**Task:**
Look below and pull out each line with the word "expiry".
** Opening Input data block **
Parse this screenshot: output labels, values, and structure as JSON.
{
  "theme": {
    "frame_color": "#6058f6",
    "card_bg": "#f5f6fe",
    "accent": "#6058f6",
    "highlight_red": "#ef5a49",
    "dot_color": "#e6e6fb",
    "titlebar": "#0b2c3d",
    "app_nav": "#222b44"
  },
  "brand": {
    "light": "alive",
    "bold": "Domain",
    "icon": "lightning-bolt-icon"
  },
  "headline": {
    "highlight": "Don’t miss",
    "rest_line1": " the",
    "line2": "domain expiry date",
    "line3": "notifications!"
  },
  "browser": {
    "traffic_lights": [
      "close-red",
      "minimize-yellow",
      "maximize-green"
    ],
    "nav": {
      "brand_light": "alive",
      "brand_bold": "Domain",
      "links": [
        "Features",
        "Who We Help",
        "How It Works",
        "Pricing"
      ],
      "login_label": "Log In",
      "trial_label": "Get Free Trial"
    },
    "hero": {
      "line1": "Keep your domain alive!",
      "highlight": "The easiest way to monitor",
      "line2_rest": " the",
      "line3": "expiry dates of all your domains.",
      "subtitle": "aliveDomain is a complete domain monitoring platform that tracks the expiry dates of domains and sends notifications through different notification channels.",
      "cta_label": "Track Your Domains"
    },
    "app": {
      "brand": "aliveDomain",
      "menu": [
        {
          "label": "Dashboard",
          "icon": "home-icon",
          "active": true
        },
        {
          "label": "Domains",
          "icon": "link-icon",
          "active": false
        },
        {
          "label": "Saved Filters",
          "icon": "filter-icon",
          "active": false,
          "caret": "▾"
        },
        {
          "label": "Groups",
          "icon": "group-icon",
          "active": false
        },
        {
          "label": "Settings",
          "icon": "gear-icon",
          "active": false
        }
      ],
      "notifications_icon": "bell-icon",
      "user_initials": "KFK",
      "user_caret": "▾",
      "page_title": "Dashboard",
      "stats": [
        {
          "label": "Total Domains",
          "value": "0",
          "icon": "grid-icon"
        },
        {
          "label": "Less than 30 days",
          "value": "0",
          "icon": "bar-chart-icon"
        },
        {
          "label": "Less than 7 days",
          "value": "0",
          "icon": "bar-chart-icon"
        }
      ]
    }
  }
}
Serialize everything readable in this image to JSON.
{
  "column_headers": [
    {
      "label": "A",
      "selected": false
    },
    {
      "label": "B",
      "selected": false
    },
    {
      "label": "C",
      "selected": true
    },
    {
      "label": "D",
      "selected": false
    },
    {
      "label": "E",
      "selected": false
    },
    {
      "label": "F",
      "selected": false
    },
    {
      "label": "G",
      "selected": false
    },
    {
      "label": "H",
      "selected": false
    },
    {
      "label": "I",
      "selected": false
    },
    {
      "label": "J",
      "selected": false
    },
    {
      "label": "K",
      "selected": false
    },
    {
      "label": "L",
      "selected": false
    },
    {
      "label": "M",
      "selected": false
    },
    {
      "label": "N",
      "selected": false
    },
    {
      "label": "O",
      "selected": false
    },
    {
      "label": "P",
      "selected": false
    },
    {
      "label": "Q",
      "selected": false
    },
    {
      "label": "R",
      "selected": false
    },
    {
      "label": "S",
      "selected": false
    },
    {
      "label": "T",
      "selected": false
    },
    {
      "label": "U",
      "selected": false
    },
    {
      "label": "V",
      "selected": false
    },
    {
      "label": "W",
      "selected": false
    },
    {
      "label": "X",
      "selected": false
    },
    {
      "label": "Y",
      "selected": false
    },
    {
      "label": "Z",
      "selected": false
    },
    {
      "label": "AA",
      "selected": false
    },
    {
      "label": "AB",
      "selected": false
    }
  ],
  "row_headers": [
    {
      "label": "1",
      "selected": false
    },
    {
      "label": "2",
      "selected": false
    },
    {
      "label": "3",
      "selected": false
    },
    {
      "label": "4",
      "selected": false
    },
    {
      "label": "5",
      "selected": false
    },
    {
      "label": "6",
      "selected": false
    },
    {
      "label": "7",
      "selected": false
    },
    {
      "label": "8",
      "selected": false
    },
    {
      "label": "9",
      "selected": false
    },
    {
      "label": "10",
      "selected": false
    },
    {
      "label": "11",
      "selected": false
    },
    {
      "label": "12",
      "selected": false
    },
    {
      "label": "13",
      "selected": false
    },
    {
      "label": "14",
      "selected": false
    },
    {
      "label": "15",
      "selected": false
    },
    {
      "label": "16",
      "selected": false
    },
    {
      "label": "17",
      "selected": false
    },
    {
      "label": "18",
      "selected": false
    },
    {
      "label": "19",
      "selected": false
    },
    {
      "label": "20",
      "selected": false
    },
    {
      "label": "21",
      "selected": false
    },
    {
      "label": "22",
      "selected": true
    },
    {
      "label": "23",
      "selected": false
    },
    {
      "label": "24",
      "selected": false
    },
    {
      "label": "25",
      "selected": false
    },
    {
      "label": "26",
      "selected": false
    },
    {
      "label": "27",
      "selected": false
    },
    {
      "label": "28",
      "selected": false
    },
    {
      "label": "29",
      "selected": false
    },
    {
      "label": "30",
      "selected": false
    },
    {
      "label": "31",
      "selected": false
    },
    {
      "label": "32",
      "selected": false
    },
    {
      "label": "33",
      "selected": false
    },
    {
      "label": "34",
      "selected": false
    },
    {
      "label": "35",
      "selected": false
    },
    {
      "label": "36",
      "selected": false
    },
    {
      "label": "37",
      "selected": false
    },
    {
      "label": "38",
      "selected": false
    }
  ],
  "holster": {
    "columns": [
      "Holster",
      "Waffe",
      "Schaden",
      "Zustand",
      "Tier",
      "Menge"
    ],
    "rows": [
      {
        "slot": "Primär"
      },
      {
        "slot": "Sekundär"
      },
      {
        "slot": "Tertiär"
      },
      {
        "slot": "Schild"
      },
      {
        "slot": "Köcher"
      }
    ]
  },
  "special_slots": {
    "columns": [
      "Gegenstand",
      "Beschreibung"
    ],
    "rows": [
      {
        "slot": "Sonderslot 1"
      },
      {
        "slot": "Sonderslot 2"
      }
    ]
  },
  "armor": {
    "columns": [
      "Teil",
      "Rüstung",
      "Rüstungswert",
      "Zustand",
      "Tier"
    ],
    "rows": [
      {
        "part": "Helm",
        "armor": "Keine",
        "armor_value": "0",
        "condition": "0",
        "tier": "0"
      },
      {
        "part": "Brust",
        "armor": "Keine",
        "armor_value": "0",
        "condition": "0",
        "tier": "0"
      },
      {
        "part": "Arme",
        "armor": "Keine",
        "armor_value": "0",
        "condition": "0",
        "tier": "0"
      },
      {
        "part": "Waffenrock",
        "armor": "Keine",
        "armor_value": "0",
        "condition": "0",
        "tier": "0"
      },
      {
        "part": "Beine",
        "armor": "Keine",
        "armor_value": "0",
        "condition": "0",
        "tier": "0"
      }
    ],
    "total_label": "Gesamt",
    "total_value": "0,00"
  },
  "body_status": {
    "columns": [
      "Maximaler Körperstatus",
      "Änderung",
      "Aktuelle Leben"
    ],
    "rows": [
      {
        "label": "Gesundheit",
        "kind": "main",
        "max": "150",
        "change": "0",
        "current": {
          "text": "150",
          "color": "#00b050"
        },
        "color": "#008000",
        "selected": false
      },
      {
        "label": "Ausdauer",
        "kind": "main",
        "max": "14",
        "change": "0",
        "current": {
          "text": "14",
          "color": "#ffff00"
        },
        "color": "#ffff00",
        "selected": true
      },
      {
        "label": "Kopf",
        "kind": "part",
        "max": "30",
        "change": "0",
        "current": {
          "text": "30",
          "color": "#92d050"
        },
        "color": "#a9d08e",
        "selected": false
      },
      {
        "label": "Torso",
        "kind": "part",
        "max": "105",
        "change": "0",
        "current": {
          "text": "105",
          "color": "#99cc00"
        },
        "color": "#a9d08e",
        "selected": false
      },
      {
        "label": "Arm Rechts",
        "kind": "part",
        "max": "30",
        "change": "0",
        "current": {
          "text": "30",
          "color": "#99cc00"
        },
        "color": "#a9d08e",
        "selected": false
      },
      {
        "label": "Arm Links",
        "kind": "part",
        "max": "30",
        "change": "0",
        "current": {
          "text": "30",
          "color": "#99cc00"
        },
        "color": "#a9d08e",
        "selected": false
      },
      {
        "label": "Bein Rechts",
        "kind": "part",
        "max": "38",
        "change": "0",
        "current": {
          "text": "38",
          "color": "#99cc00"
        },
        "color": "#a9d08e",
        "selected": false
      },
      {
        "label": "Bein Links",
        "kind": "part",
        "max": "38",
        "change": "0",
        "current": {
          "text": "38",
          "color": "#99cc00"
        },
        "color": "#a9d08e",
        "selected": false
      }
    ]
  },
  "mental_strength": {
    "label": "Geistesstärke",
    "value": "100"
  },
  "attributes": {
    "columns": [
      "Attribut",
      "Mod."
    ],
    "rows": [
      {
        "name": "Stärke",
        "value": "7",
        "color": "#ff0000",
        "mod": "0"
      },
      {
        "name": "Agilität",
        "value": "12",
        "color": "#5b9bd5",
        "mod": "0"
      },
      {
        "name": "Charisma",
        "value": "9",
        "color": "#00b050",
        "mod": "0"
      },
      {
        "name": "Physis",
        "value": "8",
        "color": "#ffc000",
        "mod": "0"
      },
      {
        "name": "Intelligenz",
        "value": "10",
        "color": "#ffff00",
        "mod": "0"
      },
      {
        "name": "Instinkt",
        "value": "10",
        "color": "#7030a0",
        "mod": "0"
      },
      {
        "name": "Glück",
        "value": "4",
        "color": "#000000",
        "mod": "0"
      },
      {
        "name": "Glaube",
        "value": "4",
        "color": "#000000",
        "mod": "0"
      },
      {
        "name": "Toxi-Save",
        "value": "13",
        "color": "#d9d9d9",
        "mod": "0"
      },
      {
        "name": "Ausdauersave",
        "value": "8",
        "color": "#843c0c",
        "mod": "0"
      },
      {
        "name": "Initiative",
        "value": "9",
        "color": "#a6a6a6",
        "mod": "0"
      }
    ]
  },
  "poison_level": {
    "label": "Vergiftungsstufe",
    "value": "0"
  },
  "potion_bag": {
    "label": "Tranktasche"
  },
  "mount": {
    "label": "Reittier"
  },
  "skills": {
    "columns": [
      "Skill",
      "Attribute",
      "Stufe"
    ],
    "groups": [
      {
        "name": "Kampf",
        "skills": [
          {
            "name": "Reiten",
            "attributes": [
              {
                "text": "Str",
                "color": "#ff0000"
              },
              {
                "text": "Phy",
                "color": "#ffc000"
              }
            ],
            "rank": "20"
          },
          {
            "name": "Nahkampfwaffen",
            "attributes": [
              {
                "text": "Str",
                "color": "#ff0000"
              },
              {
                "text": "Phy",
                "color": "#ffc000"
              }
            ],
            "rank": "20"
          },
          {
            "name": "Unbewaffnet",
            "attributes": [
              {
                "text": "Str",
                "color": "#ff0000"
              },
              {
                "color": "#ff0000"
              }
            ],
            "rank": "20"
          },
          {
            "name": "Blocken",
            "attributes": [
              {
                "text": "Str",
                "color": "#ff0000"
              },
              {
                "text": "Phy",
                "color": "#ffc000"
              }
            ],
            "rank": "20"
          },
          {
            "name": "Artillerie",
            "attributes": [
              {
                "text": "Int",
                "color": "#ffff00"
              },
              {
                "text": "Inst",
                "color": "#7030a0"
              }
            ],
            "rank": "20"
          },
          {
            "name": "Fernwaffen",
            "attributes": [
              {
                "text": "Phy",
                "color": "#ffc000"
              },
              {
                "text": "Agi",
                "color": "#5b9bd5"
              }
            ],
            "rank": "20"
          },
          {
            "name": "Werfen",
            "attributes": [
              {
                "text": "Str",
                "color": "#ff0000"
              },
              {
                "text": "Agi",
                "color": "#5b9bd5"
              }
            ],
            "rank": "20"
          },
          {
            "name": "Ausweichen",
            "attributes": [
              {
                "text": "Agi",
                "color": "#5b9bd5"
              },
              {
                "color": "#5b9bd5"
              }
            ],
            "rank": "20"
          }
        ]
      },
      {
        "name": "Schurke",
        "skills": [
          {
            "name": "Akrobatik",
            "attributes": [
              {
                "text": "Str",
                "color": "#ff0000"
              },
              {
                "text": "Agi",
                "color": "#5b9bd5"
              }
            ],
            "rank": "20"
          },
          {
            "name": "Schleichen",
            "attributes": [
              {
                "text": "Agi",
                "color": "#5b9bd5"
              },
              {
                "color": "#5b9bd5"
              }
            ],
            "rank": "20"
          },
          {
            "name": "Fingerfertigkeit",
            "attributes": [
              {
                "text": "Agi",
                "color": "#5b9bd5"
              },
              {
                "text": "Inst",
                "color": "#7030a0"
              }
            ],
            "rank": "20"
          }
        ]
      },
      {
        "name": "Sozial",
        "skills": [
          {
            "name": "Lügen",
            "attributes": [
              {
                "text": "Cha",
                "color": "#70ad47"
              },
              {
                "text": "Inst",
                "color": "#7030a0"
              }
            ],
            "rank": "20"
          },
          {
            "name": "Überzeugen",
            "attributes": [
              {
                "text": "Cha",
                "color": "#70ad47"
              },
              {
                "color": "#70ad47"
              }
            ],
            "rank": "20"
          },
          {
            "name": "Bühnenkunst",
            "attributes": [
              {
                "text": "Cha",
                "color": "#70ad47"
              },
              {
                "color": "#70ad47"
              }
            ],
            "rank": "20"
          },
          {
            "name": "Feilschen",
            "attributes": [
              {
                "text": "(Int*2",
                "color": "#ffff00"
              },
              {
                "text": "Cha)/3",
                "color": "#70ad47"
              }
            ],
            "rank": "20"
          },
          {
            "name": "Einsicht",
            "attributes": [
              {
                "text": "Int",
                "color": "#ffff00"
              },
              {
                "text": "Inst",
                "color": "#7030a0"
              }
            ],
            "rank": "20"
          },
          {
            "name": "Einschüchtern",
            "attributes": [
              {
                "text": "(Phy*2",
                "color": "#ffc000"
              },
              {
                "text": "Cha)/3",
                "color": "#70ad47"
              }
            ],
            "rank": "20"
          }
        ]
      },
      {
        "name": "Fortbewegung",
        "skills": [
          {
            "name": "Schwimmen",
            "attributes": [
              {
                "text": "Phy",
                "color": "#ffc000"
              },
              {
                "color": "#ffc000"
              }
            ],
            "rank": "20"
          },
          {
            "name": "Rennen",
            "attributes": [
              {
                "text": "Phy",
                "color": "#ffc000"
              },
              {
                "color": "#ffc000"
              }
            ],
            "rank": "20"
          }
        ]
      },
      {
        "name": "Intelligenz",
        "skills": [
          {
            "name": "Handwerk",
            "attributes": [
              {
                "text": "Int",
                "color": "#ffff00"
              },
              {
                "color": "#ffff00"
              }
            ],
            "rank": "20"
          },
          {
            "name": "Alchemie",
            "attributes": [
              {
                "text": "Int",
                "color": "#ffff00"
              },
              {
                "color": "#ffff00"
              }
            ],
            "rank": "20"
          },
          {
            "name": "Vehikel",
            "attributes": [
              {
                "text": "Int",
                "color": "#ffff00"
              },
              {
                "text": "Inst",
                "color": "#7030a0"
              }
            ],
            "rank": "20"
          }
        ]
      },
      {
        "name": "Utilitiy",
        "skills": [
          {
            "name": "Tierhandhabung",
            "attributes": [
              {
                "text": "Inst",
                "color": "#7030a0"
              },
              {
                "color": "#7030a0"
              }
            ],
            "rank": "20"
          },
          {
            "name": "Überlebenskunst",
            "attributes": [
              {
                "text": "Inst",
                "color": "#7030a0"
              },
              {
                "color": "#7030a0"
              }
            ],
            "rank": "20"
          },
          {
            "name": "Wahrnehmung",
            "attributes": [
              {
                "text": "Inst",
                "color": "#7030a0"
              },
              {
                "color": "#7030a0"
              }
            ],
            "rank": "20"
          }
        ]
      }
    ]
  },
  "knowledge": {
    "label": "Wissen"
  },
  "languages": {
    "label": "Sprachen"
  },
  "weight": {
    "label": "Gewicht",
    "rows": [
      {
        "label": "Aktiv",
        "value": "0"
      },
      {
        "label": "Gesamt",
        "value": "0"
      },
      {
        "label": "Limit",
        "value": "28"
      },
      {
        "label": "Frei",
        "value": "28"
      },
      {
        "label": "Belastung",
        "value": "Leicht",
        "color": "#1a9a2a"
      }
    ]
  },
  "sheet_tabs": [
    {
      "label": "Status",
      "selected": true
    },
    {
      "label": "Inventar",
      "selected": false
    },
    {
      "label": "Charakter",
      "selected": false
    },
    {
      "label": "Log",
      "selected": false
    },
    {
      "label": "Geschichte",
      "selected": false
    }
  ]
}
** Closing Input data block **
**Task solution:**
    "line2": "domain expiry date",
      "line3": "expiry dates of all your domains.",
      "subtitle": "aliveDomain is a complete domain monitoring platform that tracks the expiry dates of domains and sends notifications through different notification channels.",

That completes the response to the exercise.